Editor’s note: Christian Sager is the creator of “Think of the Children” and “Border Crossings”. He has also written essays about the comics industry, punk subculture and national identity.
If you’re not a comic book reader, you probably already associate comics with powerful people punching each other. Your assumption wouldn’t be wrong. The rack at your local comic shop is filled with superhero comics, not romantic dramas or police procedurals.
Superheroes might own sales in the comic book world, but when comics professionals honor the best the industry has to offer they go fringe.
Non-superhero comic books won 75% of the winners at the 2011 Harvey Awards, held on August 21 in Baltimore, Maryland. The Harvey Awards are a respected annual awards ceremony hosted in conjunction with the Baltimore Comic-Con. Comic book professionals from across the industry attend this ceremony to celebrate their accomplishments. This year’s event featured big names like Stan Lee, “Thor” and “Hellboy”.
Darwyn Cooke’s adaptation of Richard Stark’s crime novel “The Outfit” won two awards. Three awards went to comics featuring talking animals, “The Muppet Show,” “Blacksad” and “Beasts of Burden: Animal Rites.” Each of these is vastly different from the other, using humor, horror and noir with their anthropomorphic protagonists.
Reviewing the comic book sales of August 2011, only 2 of the top 100 selling comic books (“The Walking Dead” and “The Infinite”) were not about superheroes.

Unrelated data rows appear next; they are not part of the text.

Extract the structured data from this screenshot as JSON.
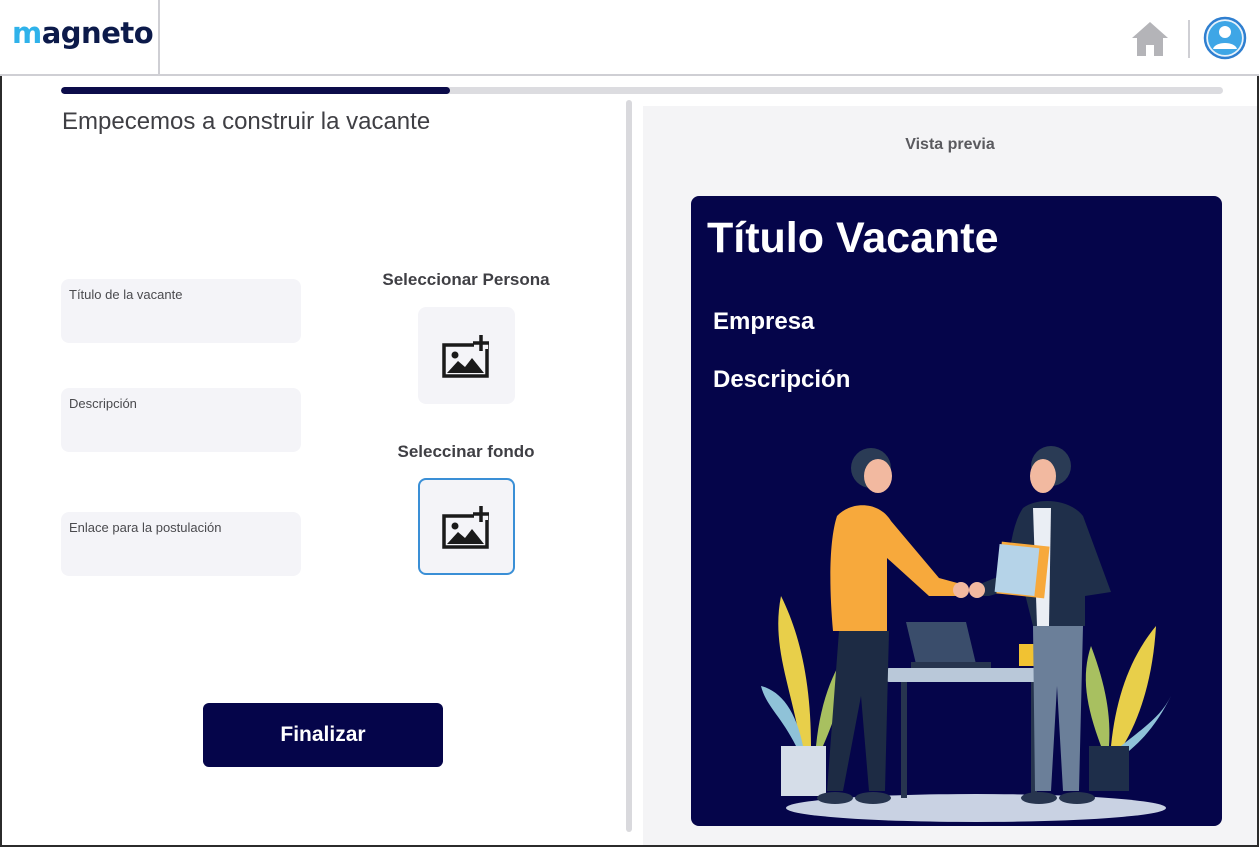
{
  "header": {
    "logo_text_m": "m",
    "logo_text_rest": "agneto"
  },
  "progress": {
    "value_fraction": 0.335
  },
  "form": {
    "title": "Empecemos a construir la vacante",
    "fields": {
      "title_label": "Título de la vacante",
      "description_label": "Descripción",
      "link_label": "Enlace para la postulación"
    },
    "select_person_label": "Seleccionar Persona",
    "select_background_label": "Seleccinar fondo",
    "finish_label": "Finalizar"
  },
  "preview": {
    "label": "Vista previa",
    "card_title": "Título Vacante",
    "card_company": "Empresa",
    "card_description": "Descripción"
  },
  "icons": {
    "home": "home-icon",
    "user": "user-avatar-icon",
    "add_image": "add-image-icon"
  },
  "colors": {
    "brand_navy": "#05054a",
    "logo_blue": "#2fb2ea",
    "active_border": "#3a8fd6",
    "field_bg": "#f4f4f8"
  }
}
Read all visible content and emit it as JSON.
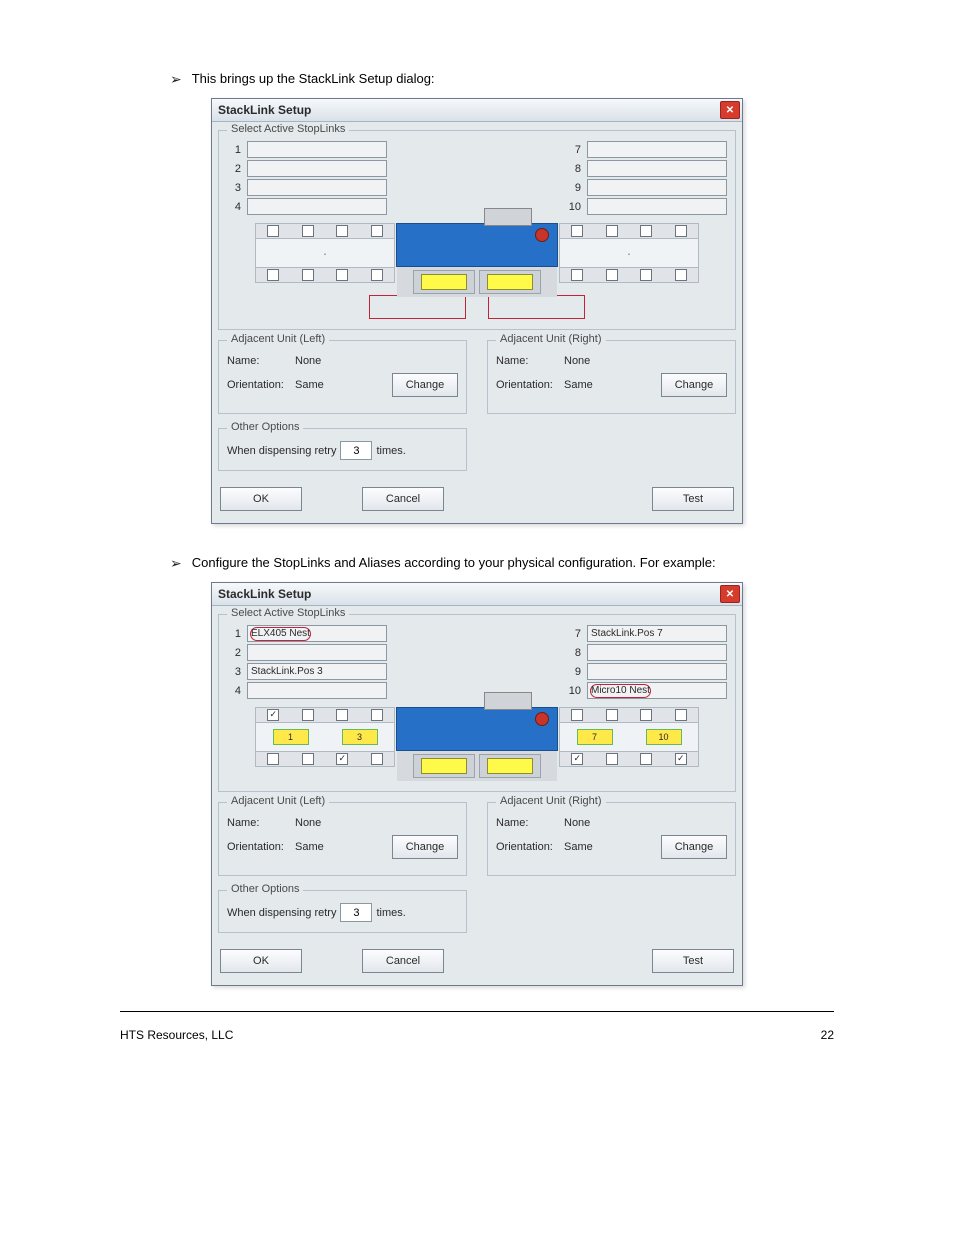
{
  "instruction1": "This brings up the StackLink Setup dialog:",
  "instruction2": "Configure the StopLinks and Aliases according to your physical configuration. For example:",
  "dialog": {
    "title": "StackLink Setup",
    "group_select": "Select Active StopLinks",
    "numbers_left": [
      "1",
      "2",
      "3",
      "4"
    ],
    "numbers_right": [
      "7",
      "8",
      "9",
      "10"
    ],
    "adj_left_legend": "Adjacent Unit (Left)",
    "adj_right_legend": "Adjacent Unit (Right)",
    "name_label": "Name:",
    "name_value": "None",
    "orient_label": "Orientation:",
    "orient_value": "Same",
    "change_btn": "Change",
    "other_legend": "Other Options",
    "retry_prefix": "When dispensing retry",
    "retry_value": "3",
    "retry_suffix": "times.",
    "ok": "OK",
    "cancel": "Cancel",
    "test": "Test"
  },
  "dialog2_fields": {
    "slot1": "ELX405 Nest",
    "slot3": "StackLink.Pos 3",
    "slot7": "StackLink.Pos 7",
    "slot10": "Micro10 Nest",
    "pos_left_a": "1",
    "pos_left_b": "3",
    "pos_right_a": "7",
    "pos_right_b": "10"
  },
  "footer_left": "HTS Resources, LLC",
  "footer_right": "22"
}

Only 2%, compared to more than 75% of the Harvey Awards going to diverse material. That’s a huge discrepancy. The Harvey Awards’ Brad Tree wasn’t surprised by the statistics. In his experience, the Harveys always balance the mainstream and the fringe.
The San Diego Comic-Con Eisner Awards might be the Oscars of the comic book world, but Baltimore’s Harvey Awards are its Golden Globes. The Harveys are laid back, faster-paced and often irreverant.